Case study: HPLC method
In the below example, a single method has been produced as an alternative to the use of three separate HPLC methods, incorporating the necessary pre-determined reproducibility and resolution. This has enabled time and cost savings to be achieved during each stability run. Table 1 provides an overview of the method results.
Table 1 – Method development case study results
Product speed to market is reliant on validation documents being completed to a high standard. The quality of these documents can affect the speed at which queries can be responded to, thereby influencing a product’s timelines. By ensuring the validation protocols are based on current regulatory guidelines and that the execution of method validations is in line with the relevant protocols it is possible to avoid many of the queries from the agencies.
The implementation of a strict GMP environment, custom field calculation and the capability for electronic data back-ups, can help ensure error-free data is achieved. At the same time, QbD-based method validations can provide a better understanding of the critical parameters of the analytical method and can help to provide trouble-free methods throughout the product life cycle.
Innovative analytical chemistry plays a vital role in pharmaceutical development, paving the way for better understanding of a drug product and ensuring that development programmes produce precise and reliable data that meets the requirements of regulatory guidelines. New methodologies, state-of-the-art instrumentation and automated systems are all helping to ensure robust testing, while also reducing timelines and providing substantial data in support of regulatory submissions. By incorporating these advanced analytical methods into their programmes, development teams have a huge opportunity to ensure they have the best strategy in place to speed the process of getting their medicines to market.
Dr. Ramesh Jagadeesan, Ph.D, Sr. Director, Analytical Development, Recipharm

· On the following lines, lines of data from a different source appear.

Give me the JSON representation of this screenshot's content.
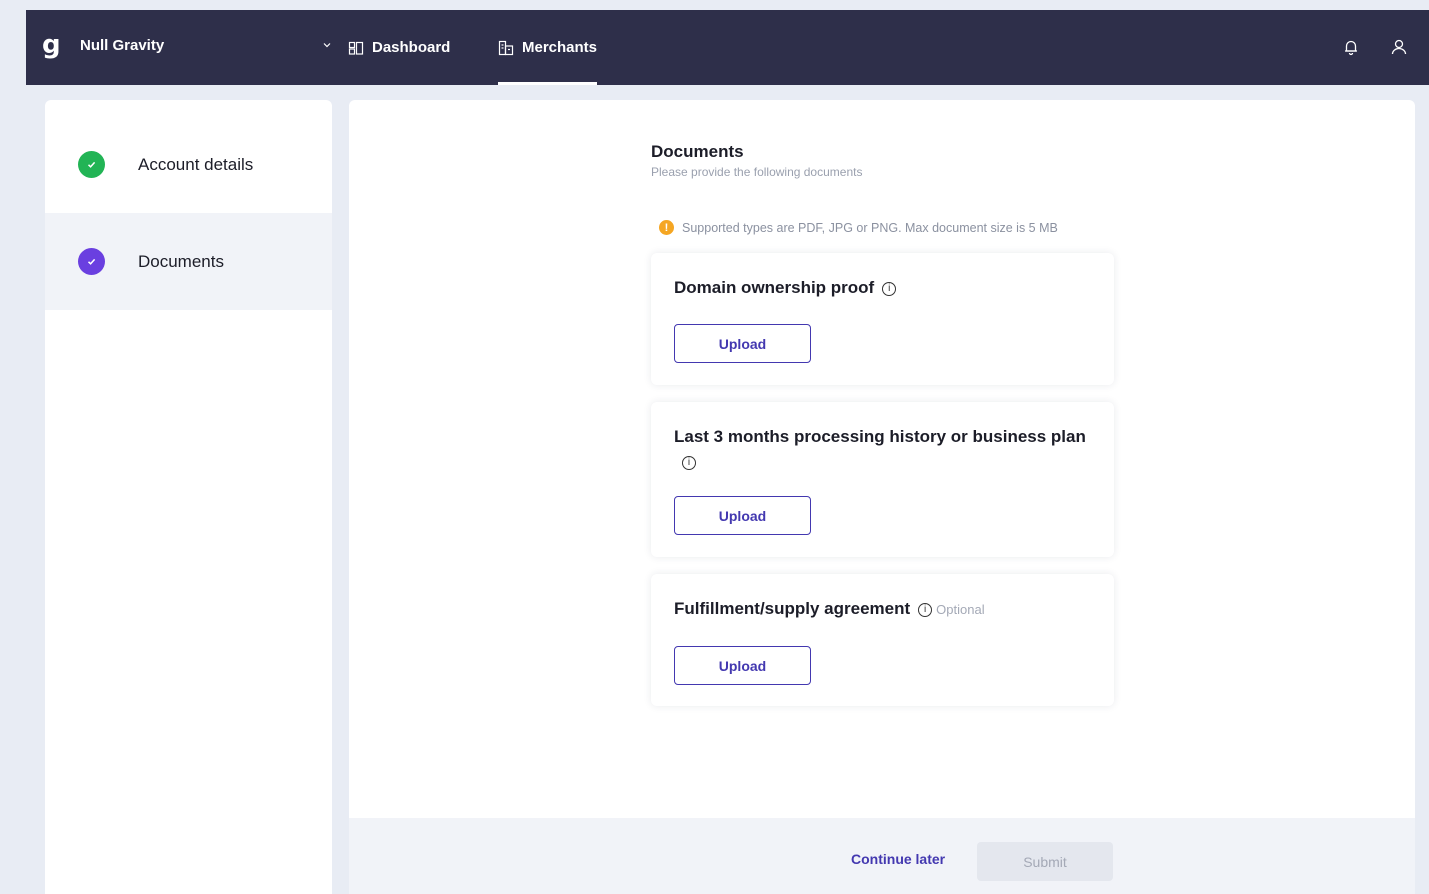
{
  "topbar": {
    "brand_name": "Null Gravity",
    "nav": [
      {
        "label": "Dashboard",
        "icon": "dashboard-icon"
      },
      {
        "label": "Merchants",
        "icon": "merchants-icon",
        "active": true
      }
    ]
  },
  "sidebar": {
    "steps": [
      {
        "label": "Account details",
        "status": "complete",
        "color": "#22b455"
      },
      {
        "label": "Documents",
        "status": "current",
        "color": "#6a3fe0"
      }
    ]
  },
  "main": {
    "title": "Documents",
    "subtitle": "Please provide the following documents",
    "notice": "Supported types are PDF, JPG or PNG. Max document size is 5 MB",
    "documents": [
      {
        "title": "Domain ownership proof",
        "button": "Upload"
      },
      {
        "title": "Last 3 months processing history or business plan",
        "button": "Upload"
      },
      {
        "title": "Fulfillment/supply agreement",
        "optional": "Optional",
        "button": "Upload"
      }
    ]
  },
  "footer": {
    "continue_label": "Continue later",
    "submit_label": "Submit"
  },
  "colors": {
    "topbar": "#2e2f4a",
    "accent": "#4338b0",
    "success": "#22b455",
    "current": "#6a3fe0",
    "warning": "#f5a623"
  }
}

Ramesh Jagadeesan, Ph.D in Pharmaceutical Analysis is currently heading the Analytical Excellence Centre at Recipharm, Bangalore, India. He has 20 years of experience in analytical research and development. He has authored numerous research publications in the areas of analytical development, controlled release technology and stability studies. He is an expert in stability studies for NCE, ANDA, commercial and clinical stability.